● Exercise description
Copy out all of the records, exactly as they appear.

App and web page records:
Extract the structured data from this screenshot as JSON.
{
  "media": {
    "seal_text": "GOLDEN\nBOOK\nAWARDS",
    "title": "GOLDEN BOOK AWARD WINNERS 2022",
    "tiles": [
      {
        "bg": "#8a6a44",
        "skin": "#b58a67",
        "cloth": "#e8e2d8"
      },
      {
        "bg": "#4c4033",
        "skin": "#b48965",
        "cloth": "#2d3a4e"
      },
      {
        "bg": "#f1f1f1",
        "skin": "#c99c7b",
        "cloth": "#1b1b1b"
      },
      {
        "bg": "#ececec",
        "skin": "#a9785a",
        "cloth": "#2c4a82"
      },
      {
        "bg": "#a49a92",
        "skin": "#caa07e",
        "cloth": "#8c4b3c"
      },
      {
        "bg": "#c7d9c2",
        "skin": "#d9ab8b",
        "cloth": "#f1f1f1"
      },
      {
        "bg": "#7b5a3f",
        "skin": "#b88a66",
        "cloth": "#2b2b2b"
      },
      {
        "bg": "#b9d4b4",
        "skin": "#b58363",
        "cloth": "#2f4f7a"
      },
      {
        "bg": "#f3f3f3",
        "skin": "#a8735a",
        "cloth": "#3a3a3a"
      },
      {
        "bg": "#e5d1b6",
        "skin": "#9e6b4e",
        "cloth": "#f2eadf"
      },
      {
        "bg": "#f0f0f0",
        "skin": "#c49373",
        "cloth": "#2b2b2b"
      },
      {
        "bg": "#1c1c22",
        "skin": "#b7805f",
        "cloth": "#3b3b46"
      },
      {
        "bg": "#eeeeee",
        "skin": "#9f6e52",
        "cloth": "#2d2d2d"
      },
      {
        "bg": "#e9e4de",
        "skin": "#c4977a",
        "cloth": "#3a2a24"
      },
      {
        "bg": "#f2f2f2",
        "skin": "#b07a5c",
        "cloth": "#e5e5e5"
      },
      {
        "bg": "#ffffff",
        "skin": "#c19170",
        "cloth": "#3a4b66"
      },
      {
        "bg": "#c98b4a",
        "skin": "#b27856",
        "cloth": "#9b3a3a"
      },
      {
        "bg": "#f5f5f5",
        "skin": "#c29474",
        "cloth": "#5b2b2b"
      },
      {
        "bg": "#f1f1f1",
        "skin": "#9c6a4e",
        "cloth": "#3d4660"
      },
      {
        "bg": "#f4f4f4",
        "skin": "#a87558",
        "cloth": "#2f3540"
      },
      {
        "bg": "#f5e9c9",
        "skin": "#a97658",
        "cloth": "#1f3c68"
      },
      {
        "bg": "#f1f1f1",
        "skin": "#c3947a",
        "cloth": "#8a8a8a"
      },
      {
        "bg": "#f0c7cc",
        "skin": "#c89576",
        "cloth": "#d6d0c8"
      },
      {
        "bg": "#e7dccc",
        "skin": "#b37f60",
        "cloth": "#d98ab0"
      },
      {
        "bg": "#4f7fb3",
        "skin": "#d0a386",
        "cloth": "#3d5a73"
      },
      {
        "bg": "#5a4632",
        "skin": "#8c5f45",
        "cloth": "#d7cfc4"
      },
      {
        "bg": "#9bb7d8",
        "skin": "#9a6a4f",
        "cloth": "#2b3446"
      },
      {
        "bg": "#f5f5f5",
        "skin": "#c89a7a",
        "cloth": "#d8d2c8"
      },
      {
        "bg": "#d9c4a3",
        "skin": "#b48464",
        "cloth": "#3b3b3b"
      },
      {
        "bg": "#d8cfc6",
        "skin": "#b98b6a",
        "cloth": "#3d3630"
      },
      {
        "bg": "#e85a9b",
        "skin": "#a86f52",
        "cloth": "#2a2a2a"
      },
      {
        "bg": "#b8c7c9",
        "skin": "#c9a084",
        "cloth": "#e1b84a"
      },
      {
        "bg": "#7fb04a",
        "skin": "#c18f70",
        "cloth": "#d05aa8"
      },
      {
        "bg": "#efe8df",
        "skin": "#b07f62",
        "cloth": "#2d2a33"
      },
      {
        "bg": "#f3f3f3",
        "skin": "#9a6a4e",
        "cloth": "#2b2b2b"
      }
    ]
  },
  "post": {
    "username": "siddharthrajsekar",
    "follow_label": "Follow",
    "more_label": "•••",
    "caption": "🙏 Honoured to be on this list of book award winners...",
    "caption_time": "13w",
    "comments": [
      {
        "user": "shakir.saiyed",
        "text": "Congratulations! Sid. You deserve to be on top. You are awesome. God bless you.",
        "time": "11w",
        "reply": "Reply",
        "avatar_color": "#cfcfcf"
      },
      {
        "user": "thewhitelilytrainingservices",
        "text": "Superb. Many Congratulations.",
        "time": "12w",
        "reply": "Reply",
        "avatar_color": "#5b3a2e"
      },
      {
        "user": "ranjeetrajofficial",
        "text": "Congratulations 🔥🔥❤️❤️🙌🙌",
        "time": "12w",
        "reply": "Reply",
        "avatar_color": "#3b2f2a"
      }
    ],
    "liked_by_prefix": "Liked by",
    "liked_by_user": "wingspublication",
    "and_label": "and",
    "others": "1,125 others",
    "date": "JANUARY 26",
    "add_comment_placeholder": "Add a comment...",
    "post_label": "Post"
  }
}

● Solution
Extract the structured data from this screenshot as JSON.
{
  "media": {
    "seal_text": "GOLDEN\nBOOK\nAWARDS",
    "title": "GOLDEN BOOK AWARD WINNERS 2022",
    "tiles": [
      {
        "bg": "#8a6a44",
        "skin": "#b58a67",
        "cloth": "#e8e2d8"
      },
      {
        "bg": "#4c4033",
        "skin": "#b48965",
        "cloth": "#2d3a4e"
      },
      {
        "bg": "#f1f1f1",
        "skin": "#c99c7b",
        "cloth": "#1b1b1b"
      },
      {
        "bg": "#ececec",
        "skin": "#a9785a",
        "cloth": "#2c4a82"
      },
      {
        "bg": "#a49a92",
        "skin": "#caa07e",
        "cloth": "#8c4b3c"
      },
      {
        "bg": "#c7d9c2",
        "skin": "#d9ab8b",
        "cloth": "#f1f1f1"
      },
      {
        "bg": "#7b5a3f",
        "skin": "#b88a66",
        "cloth": "#2b2b2b"
      },
      {
        "bg": "#b9d4b4",
        "skin": "#b58363",
        "cloth": "#2f4f7a"
      },
      {
        "bg": "#f3f3f3",
        "skin": "#a8735a",
        "cloth": "#3a3a3a"
      },
      {
        "bg": "#e5d1b6",
        "skin": "#9e6b4e",
        "cloth": "#f2eadf"
      },
      {
        "bg": "#f0f0f0",
        "skin": "#c49373",
        "cloth": "#2b2b2b"
      },
      {
        "bg": "#1c1c22",
        "skin": "#b7805f",
        "cloth": "#3b3b46"
      },
      {
        "bg": "#eeeeee",
        "skin": "#9f6e52",
        "cloth": "#2d2d2d"
      },
      {
        "bg": "#e9e4de",
        "skin": "#c4977a",
        "cloth": "#3a2a24"
      },
      {
        "bg": "#f2f2f2",
        "skin": "#b07a5c",
        "cloth": "#e5e5e5"
      },
      {
        "bg": "#ffffff",
        "skin": "#c19170",
        "cloth": "#3a4b66"
      },
      {
        "bg": "#c98b4a",
        "skin": "#b27856",
        "cloth": "#9b3a3a"
      },
      {
        "bg": "#f5f5f5",
        "skin": "#c29474",
        "cloth": "#5b2b2b"
      },
      {
        "bg": "#f1f1f1",
        "skin": "#9c6a4e",
        "cloth": "#3d4660"
      },
      {
        "bg": "#f4f4f4",
        "skin": "#a87558",
        "cloth": "#2f3540"
      },
      {
        "bg": "#f5e9c9",
        "skin": "#a97658",
        "cloth": "#1f3c68"
      },
      {
        "bg": "#f1f1f1",
        "skin": "#c3947a",
        "cloth": "#8a8a8a"
      },
      {
        "bg": "#f0c7cc",
        "skin": "#c89576",
        "cloth": "#d6d0c8"
      },
      {
        "bg": "#e7dccc",
        "skin": "#b37f60",
        "cloth": "#d98ab0"
      },
      {
        "bg": "#4f7fb3",
        "skin": "#d0a386",
        "cloth": "#3d5a73"
      },
      {
        "bg": "#5a4632",
        "skin": "#8c5f45",
        "cloth": "#d7cfc4"
      },
      {
        "bg": "#9bb7d8",
        "skin": "#9a6a4f",
        "cloth": "#2b3446"
      },
      {
        "bg": "#f5f5f5",
        "skin": "#c89a7a",
        "cloth": "#d8d2c8"
      },
      {
        "bg": "#d9c4a3",
        "skin": "#b48464",
        "cloth": "#3b3b3b"
      },
      {
        "bg": "#d8cfc6",
        "skin": "#b98b6a",
        "cloth": "#3d3630"
      },
      {
        "bg": "#e85a9b",
        "skin": "#a86f52",
        "cloth": "#2a2a2a"
      },
      {
        "bg": "#b8c7c9",
        "skin": "#c9a084",
        "cloth": "#e1b84a"
      },
      {
        "bg": "#7fb04a",
        "skin": "#c18f70",
        "cloth": "#d05aa8"
      },
      {
        "bg": "#efe8df",
        "skin": "#b07f62",
        "cloth": "#2d2a33"
      },
      {
        "bg": "#f3f3f3",
        "skin": "#9a6a4e",
        "cloth": "#2b2b2b"
      }
    ]
  },
  "post": {
    "username": "siddharthrajsekar",
    "follow_label": "Follow",
    "more_label": "•••",
    "caption": "🙏 Honoured to be on this list of book award winners...",
    "caption_time": "13w",
    "comments": [
      {
        "user": "shakir.saiyed",
        "text": "Congratulations! Sid. You deserve to be on top. You are awesome. God bless you.",
        "time": "11w",
        "reply": "Reply",
        "avatar_color": "#cfcfcf"
      },
      {
        "user": "thewhitelilytrainingservices",
        "text": "Superb. Many Congratulations.",
        "time": "12w",
        "reply": "Reply",
        "avatar_color": "#5b3a2e"
      },
      {
        "user": "ranjeetrajofficial",
        "text": "Congratulations 🔥🔥❤️❤️🙌🙌",
        "time": "12w",
        "reply": "Reply",
        "avatar_color": "#3b2f2a"
      }
    ],
    "liked_by_prefix": "Liked by",
    "liked_by_user": "wingspublication",
    "and_label": "and",
    "others": "1,125 others",
    "date": "JANUARY 26",
    "add_comment_placeholder": "Add a comment...",
    "post_label": "Post"
  }
}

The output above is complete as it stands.